Illegal file-sharing revenue collation system developed

He may have been dead for 15 years, but musician Frank Zappa is being used to trial a one-click system to charge punters who download music on the Internet using BitTorrent and other file-sharing services.

California's Nexicon is planning to roll out its service to music companies later this month, and is also perfecting a version of its service for YouTube and video file-sharing services.

The system auto-collates data on files that are being shared illegally, looks up the IP addresses - and email addresses - and can be used to fire off a request for payment to the downloader concerned.

Automatically.

Sam Glines, Nexicon's vice president of strategy, reckons his firm's technology may be the answer to file-sharing and allows musicians to benefit from an income stream from such activities for the very first
time.

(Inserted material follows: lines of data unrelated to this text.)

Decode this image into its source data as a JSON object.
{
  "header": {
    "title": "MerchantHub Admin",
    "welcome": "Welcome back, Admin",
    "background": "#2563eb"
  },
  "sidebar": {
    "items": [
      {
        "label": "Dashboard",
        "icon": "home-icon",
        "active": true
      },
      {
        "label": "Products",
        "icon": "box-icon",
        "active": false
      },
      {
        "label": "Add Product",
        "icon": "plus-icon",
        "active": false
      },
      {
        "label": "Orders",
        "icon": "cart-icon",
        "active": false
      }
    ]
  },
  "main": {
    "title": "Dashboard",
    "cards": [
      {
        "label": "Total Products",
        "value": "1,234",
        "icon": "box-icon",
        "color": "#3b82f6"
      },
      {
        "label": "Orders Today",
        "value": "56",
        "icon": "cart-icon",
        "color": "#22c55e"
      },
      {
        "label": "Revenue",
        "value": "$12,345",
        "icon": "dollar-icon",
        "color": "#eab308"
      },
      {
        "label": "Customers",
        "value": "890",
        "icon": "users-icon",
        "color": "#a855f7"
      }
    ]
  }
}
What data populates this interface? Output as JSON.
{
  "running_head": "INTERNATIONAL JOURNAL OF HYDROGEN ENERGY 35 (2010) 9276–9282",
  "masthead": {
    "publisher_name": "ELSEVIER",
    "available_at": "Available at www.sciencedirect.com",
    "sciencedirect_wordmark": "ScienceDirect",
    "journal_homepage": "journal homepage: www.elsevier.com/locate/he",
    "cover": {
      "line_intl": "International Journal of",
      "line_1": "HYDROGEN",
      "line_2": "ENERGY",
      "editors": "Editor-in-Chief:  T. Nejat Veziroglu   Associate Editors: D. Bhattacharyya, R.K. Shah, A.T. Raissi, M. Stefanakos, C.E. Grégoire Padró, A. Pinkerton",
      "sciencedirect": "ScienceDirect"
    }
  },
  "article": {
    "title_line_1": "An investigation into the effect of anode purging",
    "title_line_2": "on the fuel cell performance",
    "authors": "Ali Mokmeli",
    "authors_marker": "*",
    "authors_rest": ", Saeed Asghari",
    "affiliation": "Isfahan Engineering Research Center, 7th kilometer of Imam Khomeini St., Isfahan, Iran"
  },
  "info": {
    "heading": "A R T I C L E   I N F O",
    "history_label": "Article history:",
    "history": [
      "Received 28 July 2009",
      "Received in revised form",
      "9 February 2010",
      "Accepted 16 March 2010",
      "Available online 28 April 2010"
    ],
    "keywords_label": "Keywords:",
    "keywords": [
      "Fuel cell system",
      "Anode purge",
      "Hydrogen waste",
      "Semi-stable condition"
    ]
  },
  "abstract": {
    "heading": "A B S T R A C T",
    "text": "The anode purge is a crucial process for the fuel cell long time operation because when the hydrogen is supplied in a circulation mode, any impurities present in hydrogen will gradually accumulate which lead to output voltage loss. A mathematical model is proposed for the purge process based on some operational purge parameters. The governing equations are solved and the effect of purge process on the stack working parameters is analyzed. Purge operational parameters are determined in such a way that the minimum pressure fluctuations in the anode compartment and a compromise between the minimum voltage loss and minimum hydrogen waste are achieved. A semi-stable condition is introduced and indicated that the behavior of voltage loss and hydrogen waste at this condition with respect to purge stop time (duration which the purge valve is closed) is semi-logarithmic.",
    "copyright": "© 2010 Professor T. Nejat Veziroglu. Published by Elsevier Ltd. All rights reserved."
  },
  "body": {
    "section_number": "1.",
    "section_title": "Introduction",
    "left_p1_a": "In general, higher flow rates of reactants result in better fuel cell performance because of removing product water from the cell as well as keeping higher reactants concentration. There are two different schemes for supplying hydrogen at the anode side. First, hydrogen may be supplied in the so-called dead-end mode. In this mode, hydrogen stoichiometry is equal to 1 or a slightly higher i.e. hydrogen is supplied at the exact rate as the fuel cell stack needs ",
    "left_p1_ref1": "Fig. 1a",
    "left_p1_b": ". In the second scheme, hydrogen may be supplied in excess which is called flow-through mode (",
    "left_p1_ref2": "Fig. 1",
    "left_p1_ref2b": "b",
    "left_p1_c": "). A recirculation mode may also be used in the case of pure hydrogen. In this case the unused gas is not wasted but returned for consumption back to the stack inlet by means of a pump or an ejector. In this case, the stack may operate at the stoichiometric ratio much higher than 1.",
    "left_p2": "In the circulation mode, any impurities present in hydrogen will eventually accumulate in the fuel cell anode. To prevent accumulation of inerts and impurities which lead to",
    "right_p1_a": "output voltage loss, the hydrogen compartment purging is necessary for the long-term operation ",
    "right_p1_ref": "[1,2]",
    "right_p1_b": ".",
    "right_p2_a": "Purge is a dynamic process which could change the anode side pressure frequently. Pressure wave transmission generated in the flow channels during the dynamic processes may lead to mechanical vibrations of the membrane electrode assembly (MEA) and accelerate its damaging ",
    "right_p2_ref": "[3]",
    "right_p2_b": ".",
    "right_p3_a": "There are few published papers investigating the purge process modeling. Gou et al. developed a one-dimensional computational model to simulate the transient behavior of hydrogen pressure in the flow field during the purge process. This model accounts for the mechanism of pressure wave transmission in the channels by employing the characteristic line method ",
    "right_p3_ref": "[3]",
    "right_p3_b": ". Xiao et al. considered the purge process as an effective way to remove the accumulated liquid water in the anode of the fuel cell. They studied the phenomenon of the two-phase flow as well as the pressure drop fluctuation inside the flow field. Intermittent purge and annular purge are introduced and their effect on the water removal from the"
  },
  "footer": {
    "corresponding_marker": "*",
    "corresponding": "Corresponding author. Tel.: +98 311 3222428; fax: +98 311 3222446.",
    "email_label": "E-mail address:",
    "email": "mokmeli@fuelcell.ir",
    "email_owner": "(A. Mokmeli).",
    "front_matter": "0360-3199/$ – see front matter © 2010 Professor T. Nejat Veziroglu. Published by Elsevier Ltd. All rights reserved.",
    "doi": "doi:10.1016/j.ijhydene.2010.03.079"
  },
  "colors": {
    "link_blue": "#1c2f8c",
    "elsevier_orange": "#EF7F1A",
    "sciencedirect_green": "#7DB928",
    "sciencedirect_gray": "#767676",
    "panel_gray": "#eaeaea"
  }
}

Intrigued? I certainly am. Let's hope the authorities don't see it as a way of fining punters for file-sharing and the charges are sensible...